Your assignment: Restate the entire listing word for word.

(Given entries begins)

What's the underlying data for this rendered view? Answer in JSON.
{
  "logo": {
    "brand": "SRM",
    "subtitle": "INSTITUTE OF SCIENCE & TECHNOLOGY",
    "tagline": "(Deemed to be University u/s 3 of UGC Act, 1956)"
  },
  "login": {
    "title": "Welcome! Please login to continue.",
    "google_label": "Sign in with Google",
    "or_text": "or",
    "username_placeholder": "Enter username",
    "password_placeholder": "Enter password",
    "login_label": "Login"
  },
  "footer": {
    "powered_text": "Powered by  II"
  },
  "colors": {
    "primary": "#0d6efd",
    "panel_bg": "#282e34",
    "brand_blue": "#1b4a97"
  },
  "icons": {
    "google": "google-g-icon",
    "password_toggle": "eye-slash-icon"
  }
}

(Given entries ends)

Task answer:
What's the underlying data for this rendered view? Answer in JSON.
{
  "logo": {
    "brand": "SRM",
    "subtitle": "INSTITUTE OF SCIENCE & TECHNOLOGY",
    "tagline": "(Deemed to be University u/s 3 of UGC Act, 1956)"
  },
  "login": {
    "title": "Welcome! Please login to continue.",
    "google_label": "Sign in with Google",
    "or_text": "or",
    "username_placeholder": "Enter username",
    "password_placeholder": "Enter password",
    "login_label": "Login"
  },
  "footer": {
    "powered_text": "Powered by  II"
  },
  "colors": {
    "primary": "#0d6efd",
    "panel_bg": "#282e34",
    "brand_blue": "#1b4a97"
  },
  "icons": {
    "google": "google-g-icon",
    "password_toggle": "eye-slash-icon"
  }
}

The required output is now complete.